Kimberlite is the basic source of diamonds. The diamonds usually occur in the kimberlite itself and may also occur in the inclusions of the plutonic rock and even in the minerals of these rocks. It is thought that the kimberlite-bearing pipes formed as a result of explosions and that the pipes became filled with material that was carried up from great depths where the diamonds and pyrope formed under great pressure. The size of these pipes varies from several square meters to thousands of square meters (for example, the area of the Mwadui pipe in Tanzania is 1,068 × 1,525 m). With increasing depth the cross sections of the pipes decrease, and they become narrow dikes. In addition to volcanic pipes, kimberlites fill some cavities in the earth’s crust, forming veins, dikes, and sheet-like deposits (sills).

Kimberlite occurs, as a rule, on ancient platforms and very rarely in geosynclinal areas. More than 1,500 kimberlite bodies are known to exist, but only 8–10 percent of them are diamond-bearing. Kimberlites with a diamond content of at least 0.3–0.5 carats per cu m are considered of commercial importance. Some of the kimberlite pipes are very large producers. Thus, more than 65 million carats have been taken from the Premier Mine in the Republic of South Africa. Kimberlites are most widely distributed in the USSR (Yakut ASSR) and abroad in Africa, India, and North America.


Trofimov, V. S. Osnovnye zakonomernosti razmeshcheniia i obrazovaniia almaznykh mestorozhdenii na drevnikh platformakh i ν geosinklinal’nykh oblastiakh. Moscow, 1967.

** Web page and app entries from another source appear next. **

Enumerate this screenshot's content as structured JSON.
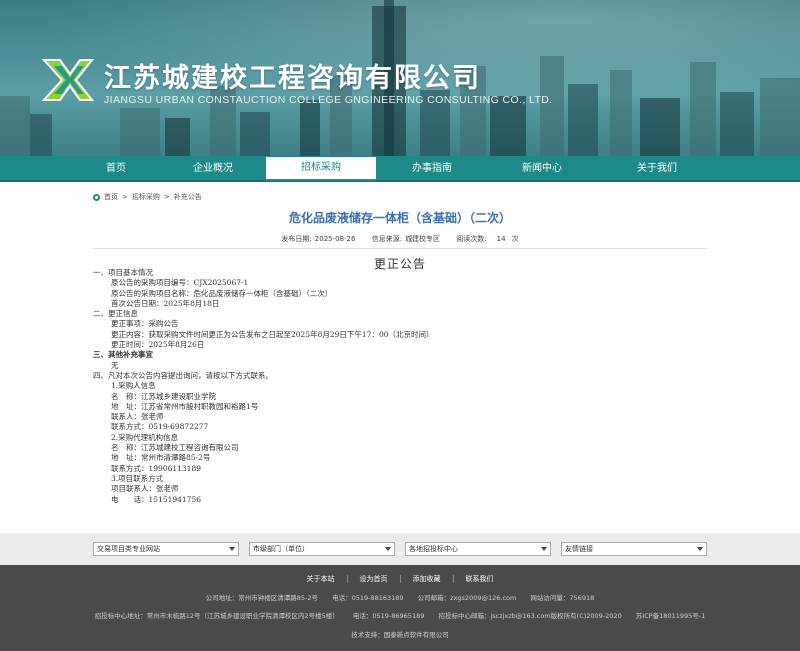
{
  "header": {
    "company_cn": "江苏城建校工程咨询有限公司",
    "company_en": "JIANGSU URBAN CONSTAUCTION COLLEGE GNGINEERING CONSULTING CO., LTD.",
    "logo_icon": "company-logo-icon"
  },
  "nav": {
    "items": [
      "首页",
      "企业概况",
      "招标采购",
      "办事指南",
      "新闻中心",
      "关于我们"
    ],
    "active": "招标采购",
    "bg_color": "#1e8a88"
  },
  "breadcrumb": {
    "home": "首页",
    "sep1": ">",
    "level1": "招标采购",
    "sep2": ">",
    "level2": "补充公告"
  },
  "article": {
    "title": "危化品废液储存一体柜（含基础）（二次）",
    "title_color": "#3a6fb0",
    "publish_label": "发布日期:",
    "publish_date": "2025-08-26",
    "source_label": "信息来源:",
    "source": "城建校专区",
    "views_label": "阅读次数:",
    "views": "14",
    "views_unit": "次",
    "doc_heading": "更正公告",
    "lines": [
      "一、项目基本情况",
      "原公告的采购项目编号：CJX2025067-1",
      "原公告的采购项目名称：危化品废液储存一体柜（含基础）（二次）",
      "首次公告日期：2025年8月18日",
      "二、更正信息",
      "更正事项：采购公告",
      "更正内容：获取采购文件时间更正为公告发布之日起至2025年8月29日下午17：00（北京时间）",
      "更正时间：2025年8月26日",
      "三、其他补充事宜",
      "无",
      "四、凡对本次公告内容提出询问，请按以下方式联系。",
      "1.采购人信息",
      "名　称：江苏城乡建设职业学院",
      "地　址：江苏省常州市殷村职教园和裕路1号",
      "联系人：张老师",
      "联系方式：0519-69872277",
      "2.采购代理机构信息",
      "名　称：江苏城建校工程咨询有限公司",
      "地　址：常州市清潭路85-2号",
      "联系方式：19906113189",
      "3.项目联系方式",
      "项目联系人：张老师",
      "电　　话：15151941756"
    ]
  },
  "links_bar": {
    "selects": [
      "交易项目类专业网站",
      "市级部门（单位）",
      "各地招投标中心",
      "友情链接"
    ]
  },
  "footer": {
    "links": [
      "关于本站",
      "设为首页",
      "添加收藏",
      "联系我们"
    ],
    "line1": [
      "公司地址：常州市钟楼区清潭路85-2号",
      "电话：0519-88163189",
      "公司邮箱：zxgs2009@126.com",
      "网站访问量：756918"
    ],
    "line2": [
      "招投标中心地址：常州市木梳路12号（江苏城乡建设职业学院清潭校区内2号楼5楼）",
      "电话：0519-86965189",
      "招投标中心邮箱：jsczjxzb@163.com版权所有(C)2009-2020",
      "苏ICP备18011995号-1"
    ],
    "tech": "技术支持：国泰新点软件有限公司"
  }
}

Trofimov, V. S. “O termine ’kimberlit’.” Izv. AN SSSR: Ser. geologicheskaia, 1970, no. 11.
Trofimov, V. S. “Prirodnye almazy.” Priroda, 1972, no. 3.



A form of mica periodite that is formed mainly of phenocrysts, olivine, phlogopite, and subordinate melilite with minor amounts of pyroxene, apatite, perovskite, and opaque oxides.

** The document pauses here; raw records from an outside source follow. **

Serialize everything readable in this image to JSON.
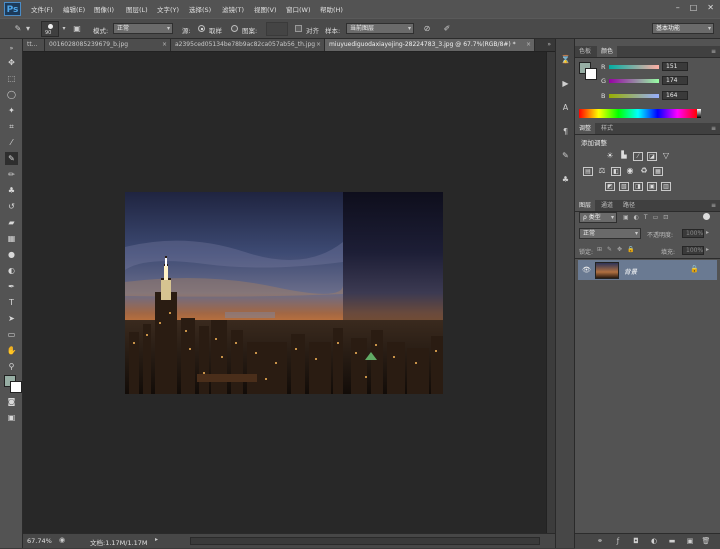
{
  "app": {
    "logo": "Ps"
  },
  "menu": [
    "文件(F)",
    "编辑(E)",
    "图像(I)",
    "图层(L)",
    "文字(Y)",
    "选择(S)",
    "滤镜(T)",
    "视图(V)",
    "窗口(W)",
    "帮助(H)"
  ],
  "options_bar": {
    "brush_size": "90",
    "mode_label": "模式:",
    "mode_value": "正常",
    "source_label": "源:",
    "source_sampled": "取样",
    "source_pattern": "图案:",
    "aligned_label": "对齐",
    "sample_label": "样本:",
    "sample_value": "当前图层",
    "workspace": "基本功能"
  },
  "tabs": [
    {
      "label": "tt..."
    },
    {
      "label": "0016028085239679_b.jpg"
    },
    {
      "label": "a2395ced05134be78b9ac82ca057ab56_th.jpg"
    },
    {
      "label": "miuyuediguodaxiayejing-28224783_3.jpg @ 67.7%(RGB/8#) *"
    }
  ],
  "status": {
    "zoom": "67.74%",
    "doc": "文档:1.17M/1.17M"
  },
  "color_panel": {
    "tabs": [
      "色板",
      "颜色"
    ],
    "r": "151",
    "g": "174",
    "b": "164",
    "r_label": "R",
    "g_label": "G",
    "b_label": "B",
    "fg_color": "#97aea4"
  },
  "adjust_panel": {
    "tabs": [
      "调整",
      "样式"
    ],
    "title": "添加调整"
  },
  "layers_panel": {
    "tabs": [
      "图层",
      "通道",
      "路径"
    ],
    "kind_label": "ρ 类型",
    "blend": "正常",
    "opacity_label": "不透明度:",
    "opacity": "100%",
    "lock_label": "锁定:",
    "fill_label": "填充:",
    "fill": "100%",
    "layer_name": "背景"
  }
}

References in periodicals archive ?
Wood says it was a long process to evaluate the first kimberlite pipe which didn't appear very economic in the beginning.
Diamond hunters normally range over the calm continental interiors where kimberlites are found, but Nixon suggests the plate margins deserve a closer look.
The discovery of diamond-bearing kimberlites and other significant indicator minerals in Northern Ontario has sparked increases in diamond exploration.
In the northeast, these kimberlites form in small clusters following an imaginary line from Attawapiskat on the James Bay Coast down through Kirkland Lake, Cobalt and extends down to southern Ontario, through to New York.
Kimberlites (the indicator mineral for diamond) have always existed in this part of northeastern Ontario, but early exploration ventures in the early 1980s turned up barren kimberlites.
In the southern portion of Temagami, extensive airborne magnetic surveys were performed, as well as sampling for kimberlite indicator minerals (KIM).
The Brauna project comprises three exploration concessions which now encompass four known kimberlite pipes, or blows, namely Brauna 3, 4, 7 and 16.
The current drilling campaign by Vaaldiam and Majescor on the Brauna 3 pipe now indicates that the kimberlite has a surface area of approximately 1.
The kimberlite was originally believed to be 400 metres long and 250 metres wide, but new interpretation of the data indicated the anomaly is about 700 metres long and 300 metres wide.
Anglo Swiss is the majority holder of over 170,000 acres of claims of merit in under explored areas with unexplained kimberlite indicator mineral trains and/or kimberlite targets near known kimberlites and diamond mining operations.
Sudbury Contact reactivated diamond exploration on its properties in the New Liskeard area and is currently conducting a hulk-sampling program on its 92-2 kimberlite pipe.
TSX VENTURE:DGM) ("Diagem" or the "Company") reports that the preliminary results of 40 bulk samples of the in situ eluvial gravels overlying the Collier-04 kimberlite pipe have been received.